◆ EXERCISE DESCRIPTION ◆
From first line to last, give the material again unchanged.
======
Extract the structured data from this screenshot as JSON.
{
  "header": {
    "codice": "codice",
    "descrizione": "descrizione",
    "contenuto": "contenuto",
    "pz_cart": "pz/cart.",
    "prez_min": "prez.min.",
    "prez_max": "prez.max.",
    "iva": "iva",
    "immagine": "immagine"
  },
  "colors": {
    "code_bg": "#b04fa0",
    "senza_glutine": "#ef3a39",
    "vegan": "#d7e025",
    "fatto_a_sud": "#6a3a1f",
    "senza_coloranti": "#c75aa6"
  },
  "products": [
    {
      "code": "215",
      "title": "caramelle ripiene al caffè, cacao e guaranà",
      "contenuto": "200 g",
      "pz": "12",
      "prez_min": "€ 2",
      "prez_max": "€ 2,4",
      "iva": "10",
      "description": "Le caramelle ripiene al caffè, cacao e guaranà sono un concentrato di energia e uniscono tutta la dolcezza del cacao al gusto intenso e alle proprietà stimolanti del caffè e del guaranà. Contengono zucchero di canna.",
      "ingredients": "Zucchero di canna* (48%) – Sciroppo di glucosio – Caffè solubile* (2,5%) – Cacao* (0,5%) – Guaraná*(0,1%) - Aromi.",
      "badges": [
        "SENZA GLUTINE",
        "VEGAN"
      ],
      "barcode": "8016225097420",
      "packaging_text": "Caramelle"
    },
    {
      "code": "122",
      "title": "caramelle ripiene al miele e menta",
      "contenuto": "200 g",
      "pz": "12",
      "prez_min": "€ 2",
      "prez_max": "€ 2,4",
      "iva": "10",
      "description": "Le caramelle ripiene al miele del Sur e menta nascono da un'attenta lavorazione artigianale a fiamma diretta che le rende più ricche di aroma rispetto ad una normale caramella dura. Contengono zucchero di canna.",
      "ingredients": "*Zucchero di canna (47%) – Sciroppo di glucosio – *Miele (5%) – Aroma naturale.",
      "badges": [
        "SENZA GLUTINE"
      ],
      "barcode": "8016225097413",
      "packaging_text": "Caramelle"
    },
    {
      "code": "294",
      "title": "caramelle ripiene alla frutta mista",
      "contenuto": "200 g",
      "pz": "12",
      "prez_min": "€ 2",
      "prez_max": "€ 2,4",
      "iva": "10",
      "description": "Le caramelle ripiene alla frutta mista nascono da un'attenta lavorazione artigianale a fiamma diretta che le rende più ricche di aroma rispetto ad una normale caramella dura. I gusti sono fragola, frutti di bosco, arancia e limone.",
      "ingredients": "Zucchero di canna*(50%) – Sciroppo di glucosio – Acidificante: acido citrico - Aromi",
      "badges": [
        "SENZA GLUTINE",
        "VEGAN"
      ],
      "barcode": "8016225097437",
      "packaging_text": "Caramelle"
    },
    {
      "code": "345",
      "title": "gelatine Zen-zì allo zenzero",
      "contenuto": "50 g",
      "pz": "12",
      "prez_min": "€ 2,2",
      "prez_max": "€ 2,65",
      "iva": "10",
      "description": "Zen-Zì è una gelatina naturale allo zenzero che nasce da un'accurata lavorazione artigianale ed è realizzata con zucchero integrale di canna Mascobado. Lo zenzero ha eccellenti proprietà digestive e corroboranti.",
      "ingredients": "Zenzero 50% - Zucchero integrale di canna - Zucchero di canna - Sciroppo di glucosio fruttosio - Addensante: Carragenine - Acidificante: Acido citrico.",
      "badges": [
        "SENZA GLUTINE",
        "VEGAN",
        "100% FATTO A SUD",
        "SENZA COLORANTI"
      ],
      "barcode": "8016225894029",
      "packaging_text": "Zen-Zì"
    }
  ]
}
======
◆ OUTPUT OF THE EXERCISE ◆
Extract the structured data from this screenshot as JSON.
{
  "header": {
    "codice": "codice",
    "descrizione": "descrizione",
    "contenuto": "contenuto",
    "pz_cart": "pz/cart.",
    "prez_min": "prez.min.",
    "prez_max": "prez.max.",
    "iva": "iva",
    "immagine": "immagine"
  },
  "colors": {
    "code_bg": "#b04fa0",
    "senza_glutine": "#ef3a39",
    "vegan": "#d7e025",
    "fatto_a_sud": "#6a3a1f",
    "senza_coloranti": "#c75aa6"
  },
  "products": [
    {
      "code": "215",
      "title": "caramelle ripiene al caffè, cacao e guaranà",
      "contenuto": "200 g",
      "pz": "12",
      "prez_min": "€ 2",
      "prez_max": "€ 2,4",
      "iva": "10",
      "description": "Le caramelle ripiene al caffè, cacao e guaranà sono un concentrato di energia e uniscono tutta la dolcezza del cacao al gusto intenso e alle proprietà stimolanti del caffè e del guaranà. Contengono zucchero di canna.",
      "ingredients": "Zucchero di canna* (48%) – Sciroppo di glucosio – Caffè solubile* (2,5%) – Cacao* (0,5%) – Guaraná*(0,1%) - Aromi.",
      "badges": [
        "SENZA GLUTINE",
        "VEGAN"
      ],
      "barcode": "8016225097420",
      "packaging_text": "Caramelle"
    },
    {
      "code": "122",
      "title": "caramelle ripiene al miele e menta",
      "contenuto": "200 g",
      "pz": "12",
      "prez_min": "€ 2",
      "prez_max": "€ 2,4",
      "iva": "10",
      "description": "Le caramelle ripiene al miele del Sur e menta nascono da un'attenta lavorazione artigianale a fiamma diretta che le rende più ricche di aroma rispetto ad una normale caramella dura. Contengono zucchero di canna.",
      "ingredients": "*Zucchero di canna (47%) – Sciroppo di glucosio – *Miele (5%) – Aroma naturale.",
      "badges": [
        "SENZA GLUTINE"
      ],
      "barcode": "8016225097413",
      "packaging_text": "Caramelle"
    },
    {
      "code": "294",
      "title": "caramelle ripiene alla frutta mista",
      "contenuto": "200 g",
      "pz": "12",
      "prez_min": "€ 2",
      "prez_max": "€ 2,4",
      "iva": "10",
      "description": "Le caramelle ripiene alla frutta mista nascono da un'attenta lavorazione artigianale a fiamma diretta che le rende più ricche di aroma rispetto ad una normale caramella dura. I gusti sono fragola, frutti di bosco, arancia e limone.",
      "ingredients": "Zucchero di canna*(50%) – Sciroppo di glucosio – Acidificante: acido citrico - Aromi",
      "badges": [
        "SENZA GLUTINE",
        "VEGAN"
      ],
      "barcode": "8016225097437",
      "packaging_text": "Caramelle"
    },
    {
      "code": "345",
      "title": "gelatine Zen-zì allo zenzero",
      "contenuto": "50 g",
      "pz": "12",
      "prez_min": "€ 2,2",
      "prez_max": "€ 2,65",
      "iva": "10",
      "description": "Zen-Zì è una gelatina naturale allo zenzero che nasce da un'accurata lavorazione artigianale ed è realizzata con zucchero integrale di canna Mascobado. Lo zenzero ha eccellenti proprietà digestive e corroboranti.",
      "ingredients": "Zenzero 50% - Zucchero integrale di canna - Zucchero di canna - Sciroppo di glucosio fruttosio - Addensante: Carragenine - Acidificante: Acido citrico.",
      "badges": [
        "SENZA GLUTINE",
        "VEGAN",
        "100% FATTO A SUD",
        "SENZA COLORANTI"
      ],
      "barcode": "8016225894029",
      "packaging_text": "Zen-Zì"
    }
  ]
}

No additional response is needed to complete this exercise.